Indoor air cleaners are used to eliminate harmful materials in the air that can become health hazards. Types of cleaners range from simple filters to electronic ionization air cleaners to gas-phase air filters. Polluted air can lead to a variety of different health problems, such as asthma or allergies. Some air purifiers are installed in the central heating area of an indoor location, while portable air filters typically clean the air of a specific area or room.
Pollutants that affect indoor air quality are usually grouped into two categories: particulate matter and gaseous pollutants. Particulate matter includes small particles from such things as dust mites, animal dander, tobacco smoke and pollen. Gaseous pollutants include gas cooking stoves, pesticides, cleaning products and vehicle exhaust.
There are various types of indoor air cleaners, each designed to eliminate a certain kind of pollutant. For particulate matter, there are mechanical and electric indoor air cleaners. Mechanical cleaners, specifically in the form of filters, remove the particles of pollutants by capturing them in the filter. High Efficiency Particulate Air (HEPA) filters are an example of this.
Electronic air cleaners use an electrostatic process to trap charged pollutant particles. The particles become charged when air is pulled through a cleaner, such as an electrostatic precipitator, via an ionization process. These charged particles then are released back into the air to attach and clean the polluted particles.
Gas-phase air filters are indoor air cleaners that are typically used to get rid of gaseous pollutants. These cleaners use a sorbent, such as activated carbon. The sorbent works to clean the air by absorbing the pollutants. Some pollutants, such as carbon monoxide, might not be completely eradicated by gas-phase air filters, so additional cleaning methods might be needed.
Ultraviolet (UV) light technology is also sometimes used to destroy pollutant particles. This method destroys particles with ozone gas, which is generally considered to be a lung irritant. Examples of indoor air cleaners that use UV light technology include Photocatalytic Oxidation (PCO) cleaners and Ultraviolet Germicidal Irradiation (UVGI) cleaners.

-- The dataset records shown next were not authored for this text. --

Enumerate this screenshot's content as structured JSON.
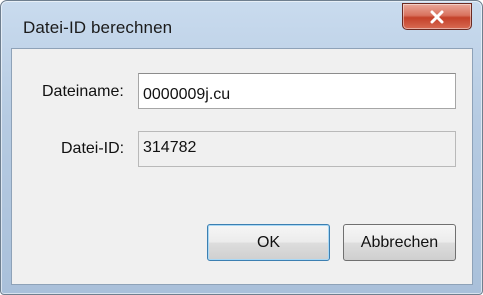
{
  "window": {
    "title": "Datei-ID berechnen",
    "close_icon": "close-icon"
  },
  "form": {
    "filename_label": "Dateiname:",
    "filename_value": "0000009j.cu",
    "fileid_label": "Datei-ID:",
    "fileid_value": "314782"
  },
  "buttons": {
    "ok_label": "OK",
    "cancel_label": "Abbrechen"
  },
  "colors": {
    "close_button": "#c4412a",
    "default_button_border": "#3c7fb1",
    "title_bar": "#b6cbe2"
  }
}
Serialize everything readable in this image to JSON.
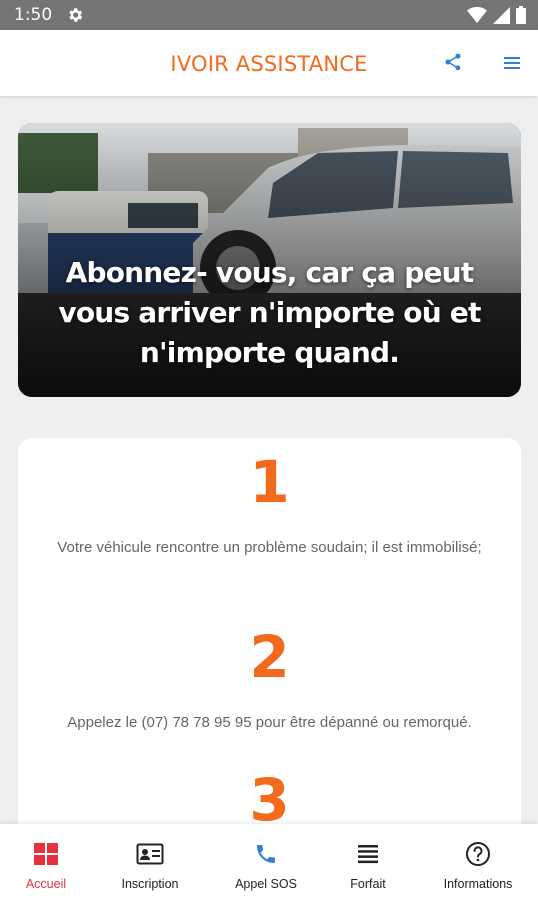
{
  "status_bar": {
    "time": "1:50"
  },
  "app_bar": {
    "title": "IVOIR ASSISTANCE"
  },
  "hero": {
    "text": "Abonnez- vous, car ça peut vous arriver n'importe où et n'importe quand."
  },
  "steps": [
    {
      "number": "1",
      "text": "Votre véhicule rencontre un problème soudain; il est immobilisé;"
    },
    {
      "number": "2",
      "text": "Appelez le (07) 78 78 95 95 pour être dépanné ou remorqué."
    },
    {
      "number": "3",
      "text": ""
    }
  ],
  "bottom_nav": {
    "items": [
      {
        "label": "Accueil",
        "icon": "grid-icon",
        "active": true
      },
      {
        "label": "Inscription",
        "icon": "id-card-icon",
        "active": false
      },
      {
        "label": "Appel SOS",
        "icon": "phone-icon",
        "active": false
      },
      {
        "label": "Forfait",
        "icon": "list-icon",
        "active": false
      },
      {
        "label": "Informations",
        "icon": "help-icon",
        "active": false
      }
    ]
  },
  "colors": {
    "accent": "#f26a1b",
    "active_nav": "#e8313c",
    "share_icon": "#2f7fd8",
    "phone_icon": "#2f7fd8"
  }
}
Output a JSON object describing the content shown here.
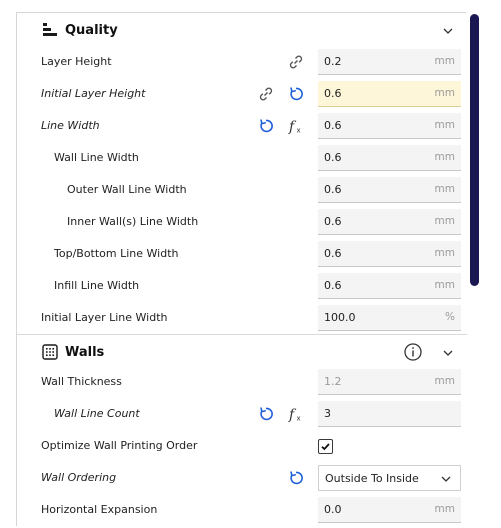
{
  "colors": {
    "accent_blue": "#1e5fd6",
    "scrollbar": "#1a1752",
    "highlight_field": "#fdf6d8"
  },
  "sections": {
    "quality": {
      "title": "Quality",
      "icon": "quality-layers-icon",
      "rows": [
        {
          "label": "Layer Height",
          "value": "0.2",
          "unit": "mm"
        },
        {
          "label": "Initial Layer Height",
          "value": "0.6",
          "unit": "mm"
        },
        {
          "label": "Line Width",
          "value": "0.6",
          "unit": "mm"
        },
        {
          "label": "Wall Line Width",
          "value": "0.6",
          "unit": "mm"
        },
        {
          "label": "Outer Wall Line Width",
          "value": "0.6",
          "unit": "mm"
        },
        {
          "label": "Inner Wall(s) Line Width",
          "value": "0.6",
          "unit": "mm"
        },
        {
          "label": "Top/Bottom Line Width",
          "value": "0.6",
          "unit": "mm"
        },
        {
          "label": "Infill Line Width",
          "value": "0.6",
          "unit": "mm"
        },
        {
          "label": "Initial Layer Line Width",
          "value": "100.0",
          "unit": "%"
        }
      ]
    },
    "walls": {
      "title": "Walls",
      "icon": "walls-grid-icon",
      "rows": [
        {
          "label": "Wall Thickness",
          "value": "1.2",
          "unit": "mm"
        },
        {
          "label": "Wall Line Count",
          "value": "3"
        },
        {
          "label": "Optimize Wall Printing Order",
          "checked": true
        },
        {
          "label": "Wall Ordering",
          "value": "Outside To Inside"
        },
        {
          "label": "Horizontal Expansion",
          "value": "0.0",
          "unit": "mm"
        }
      ]
    }
  }
}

PCO cleaners use a catalyst substance which reacts to light produced by a UV lamp. Typically, the main goal of these cleaners is to eradicate gaseous pollutants, not particulate pollutants. The eradication is usually done by converting the pollutants into a harmless forms. UVGI cleaners use radiation from UV light to destroy particles that originate from things like bacteria, viruses, or mold. It is usually suggested that they be used with additional filtration processes.